**Task statement**
From the entries that follow, list every line in which the string "legend" appears.

[Extracted records Boundary: Start]

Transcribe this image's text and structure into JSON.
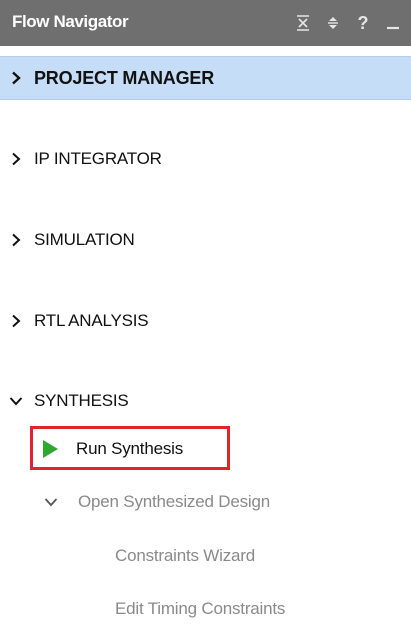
{
  "header": {
    "title": "Flow Navigator",
    "controls": [
      "collapse-all-icon",
      "expand-collapse-icon",
      "help-icon",
      "minimize-icon"
    ],
    "help_glyph": "?"
  },
  "sections": [
    {
      "label": "PROJECT MANAGER",
      "expanded": false,
      "selected": true
    },
    {
      "label": "IP INTEGRATOR",
      "expanded": false
    },
    {
      "label": "SIMULATION",
      "expanded": false
    },
    {
      "label": "RTL ANALYSIS",
      "expanded": false
    },
    {
      "label": "SYNTHESIS",
      "expanded": true
    }
  ],
  "synthesis": {
    "run_label": "Run Synthesis",
    "open_design_label": "Open Synthesized Design",
    "sub_items": [
      "Constraints Wizard",
      "Edit Timing Constraints"
    ]
  },
  "colors": {
    "header_bg": "#6f6f6f",
    "selected_bg": "#c6ddf7",
    "run_icon": "#2fa82f",
    "highlight_border": "#e0262b"
  }
}
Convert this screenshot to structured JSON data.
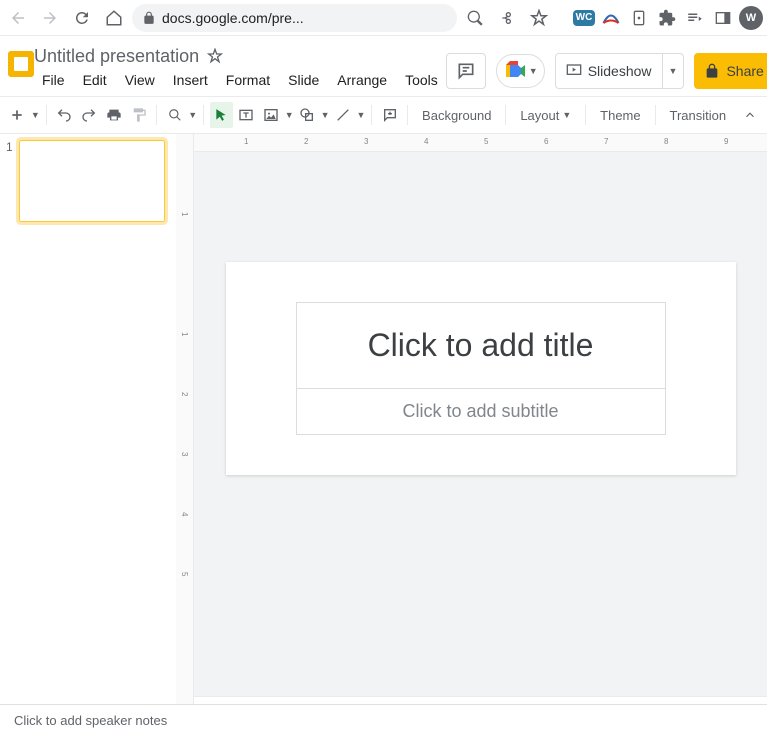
{
  "browser": {
    "url": "docs.google.com/pre...",
    "wc_label": "WC",
    "avatar_letter": "W"
  },
  "header": {
    "doc_title": "Untitled presentation",
    "menus": [
      "File",
      "Edit",
      "View",
      "Insert",
      "Format",
      "Slide",
      "Arrange",
      "Tools"
    ],
    "slideshow": "Slideshow",
    "share": "Share"
  },
  "toolbar": {
    "background": "Background",
    "layout": "Layout",
    "theme": "Theme",
    "transition": "Transition"
  },
  "panel": {
    "slide_num": "1"
  },
  "slide": {
    "title_placeholder": "Click to add title",
    "subtitle_placeholder": "Click to add subtitle"
  },
  "ruler": {
    "h": [
      "1",
      "2",
      "3",
      "4",
      "5",
      "6",
      "7",
      "8",
      "9"
    ],
    "v": [
      "1",
      "1",
      "2",
      "3",
      "4",
      "5"
    ]
  },
  "notes": {
    "placeholder": "Click to add speaker notes"
  }
}
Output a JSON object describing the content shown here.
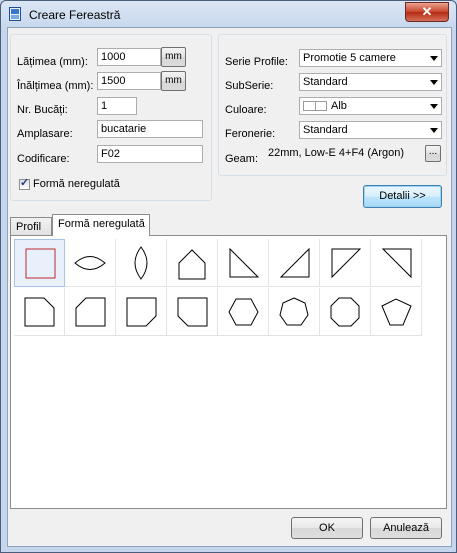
{
  "window": {
    "title": "Creare Fereastră",
    "close_glyph": "✕"
  },
  "left_group": {
    "width_label": "Lățimea (mm):",
    "width_value": "1000",
    "width_unit_button": "mm",
    "height_label": "Înălțimea (mm):",
    "height_value": "1500",
    "height_unit_button": "mm",
    "count_label": "Nr. Bucăți:",
    "count_value": "1",
    "location_label": "Amplasare:",
    "location_value": "bucatarie",
    "code_label": "Codificare:",
    "code_value": "F02",
    "irregular_checkbox_label": "Formă neregulată",
    "irregular_checked": true
  },
  "right_group": {
    "profile_series_label": "Serie Profile:",
    "profile_series_value": "Promotie 5 camere",
    "subseries_label": "SubSerie:",
    "subseries_value": "Standard",
    "color_label": "Culoare:",
    "color_value": "Alb",
    "hardware_label": "Feronerie:",
    "hardware_value": "Standard",
    "glass_label": "Geam:",
    "glass_value": "22mm, Low-E 4+F4 (Argon)",
    "glass_browse_button": "..."
  },
  "details_button": "Detalii >>",
  "tabs": [
    {
      "label": "Profil",
      "active": false
    },
    {
      "label": "Formă neregulată",
      "active": true
    }
  ],
  "shapes": [
    {
      "icon": "square-shape-icon",
      "selected": true
    },
    {
      "icon": "lens-horizontal-shape-icon",
      "selected": false
    },
    {
      "icon": "lens-vertical-shape-icon",
      "selected": false
    },
    {
      "icon": "pentagon-house-shape-icon",
      "selected": false
    },
    {
      "icon": "right-triangle-left-shape-icon",
      "selected": false
    },
    {
      "icon": "right-triangle-right-shape-icon",
      "selected": false
    },
    {
      "icon": "triangle-top-left-shape-icon",
      "selected": false
    },
    {
      "icon": "triangle-top-right-shape-icon",
      "selected": false
    },
    {
      "icon": "cut-corner-top-right-shape-icon",
      "selected": false
    },
    {
      "icon": "cut-corner-top-left-shape-icon",
      "selected": false
    },
    {
      "icon": "cut-corner-bottom-right-shape-icon",
      "selected": false
    },
    {
      "icon": "cut-corner-bottom-left-shape-icon",
      "selected": false
    },
    {
      "icon": "hexagon-shape-icon",
      "selected": false
    },
    {
      "icon": "heptagon-shape-icon",
      "selected": false
    },
    {
      "icon": "octagon-shape-icon",
      "selected": false
    },
    {
      "icon": "pentagon-inverted-shape-icon",
      "selected": false
    }
  ],
  "footer": {
    "ok_label": "OK",
    "cancel_label": "Anulează"
  },
  "colors": {
    "selected_shape_border": "#c0282d",
    "title_bar": "#c5d6ec",
    "close_button": "#c7432b"
  }
}
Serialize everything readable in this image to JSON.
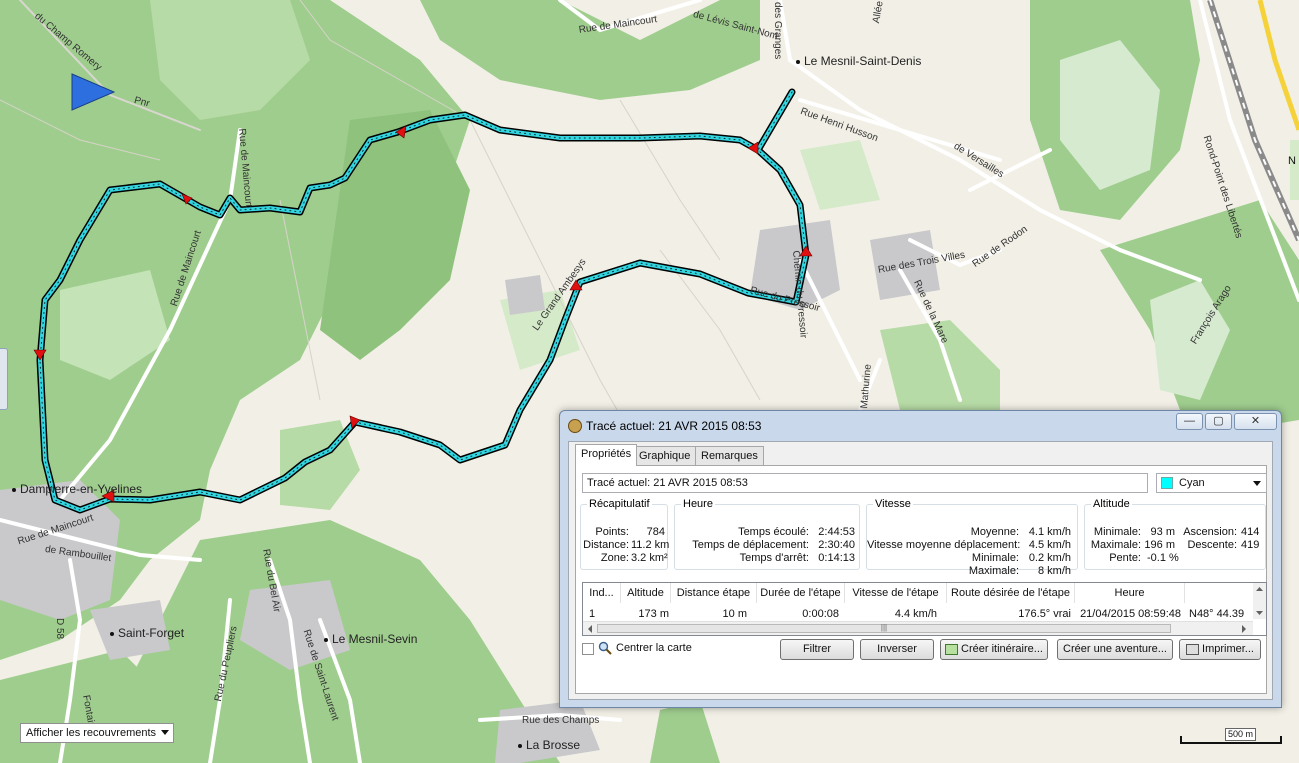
{
  "map": {
    "labels": {
      "l1": "du Champ Romery",
      "l2": "Pnr",
      "l3": "Rue de Maincourt",
      "l4": "de Lévis Saint-Nom",
      "l5": "des Granges",
      "l6": "Allée des",
      "l7": "Le Mesnil-Saint-Denis",
      "l8": "Rue Henri Husson",
      "l9": "de Versailles",
      "l10": "Rond-Point des Libertés",
      "l11": "Rue de Maincourt",
      "l12": "Rue de Maincourt",
      "l13": "Le Grand Ambesys",
      "l14": "Chemin du Pressoir",
      "l15": "Rue du Pressoir",
      "l16": "Rue des Trois Villes",
      "l17": "Rue de Rodon",
      "l18": "Rue de la Mare",
      "l19": "François Arago",
      "l20": "Mathurine",
      "l21": "Dampierre-en-Yvelines",
      "l22": "Rue de Maincourt",
      "l23": "de Rambouillet",
      "l24": "D 58",
      "l25": "Saint-Forget",
      "l26": "Rue du Bel Air",
      "l27": "Le Mesnil-Sevin",
      "l28": "Rue de Saint-Laurent",
      "l29": "Rue du Peupliers",
      "l30": "Rue des Champs",
      "l31": "La Brosse",
      "l32": "Fontaines",
      "l33": "N"
    },
    "overlay_combo": "Afficher les recouvrements",
    "scale_label": "500 m",
    "track_color": "#33d6e0",
    "forest_color": "#9bcb8a"
  },
  "dialog": {
    "title": "Tracé actuel: 21 AVR 2015 08:53",
    "window_buttons": {
      "min": "—",
      "max": "▢",
      "close": "✕"
    },
    "tabs": [
      "Propriétés",
      "Graphique",
      "Remarques"
    ],
    "name_value": "Tracé actuel: 21 AVR 2015 08:53",
    "color": {
      "label": "Cyan",
      "hex": "#00ffff"
    },
    "summary": {
      "legend": "Récapitulatif",
      "points_label": "Points:",
      "points": "784",
      "distance_label": "Distance:",
      "distance": "11.2 km",
      "zone_label": "Zone:",
      "zone": "3.2 km²"
    },
    "time": {
      "legend": "Heure",
      "elapsed_label": "Temps écoulé:",
      "elapsed": "2:44:53",
      "moving_label": "Temps de déplacement:",
      "moving": "2:30:40",
      "stopped_label": "Temps d'arrêt:",
      "stopped": "0:14:13"
    },
    "speed": {
      "legend": "Vitesse",
      "avg_label": "Moyenne:",
      "avg": "4.1 km/h",
      "moving_avg_label": "Vitesse moyenne déplacement:",
      "moving_avg": "4.5 km/h",
      "min_label": "Minimale:",
      "min": "0.2 km/h",
      "max_label": "Maximale:",
      "max": "8 km/h"
    },
    "altitude": {
      "legend": "Altitude",
      "min_label": "Minimale:",
      "min": "93 m",
      "max_label": "Maximale:",
      "max": "196 m",
      "slope_label": "Pente:",
      "slope": "-0.1 %",
      "ascent_label": "Ascension:",
      "ascent": "414",
      "descent_label": "Descente:",
      "descent": "419"
    },
    "table": {
      "headers": [
        "Ind...",
        "Altitude",
        "Distance étape",
        "Durée de l'étape",
        "Vitesse de l'étape",
        "Route désirée de l'étape",
        "Heure"
      ],
      "row": {
        "ind": "1",
        "altitude": "173 m",
        "distance": "10 m",
        "duration": "0:00:08",
        "speed": "4.4 km/h",
        "course": "176.5° vrai",
        "time": "21/04/2015 08:59:48",
        "position": "N48° 44.39"
      }
    },
    "center_map_label": "Centrer la carte",
    "buttons": {
      "filter": "Filtrer",
      "reverse": "Inverser",
      "create_route": "Créer itinéraire...",
      "create_adventure": "Créer une aventure...",
      "print": "Imprimer..."
    }
  }
}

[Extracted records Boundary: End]

**Problem solution**
      "legend": "Récapitulatif",
      "legend": "Heure",
      "legend": "Vitesse",
      "legend": "Altitude",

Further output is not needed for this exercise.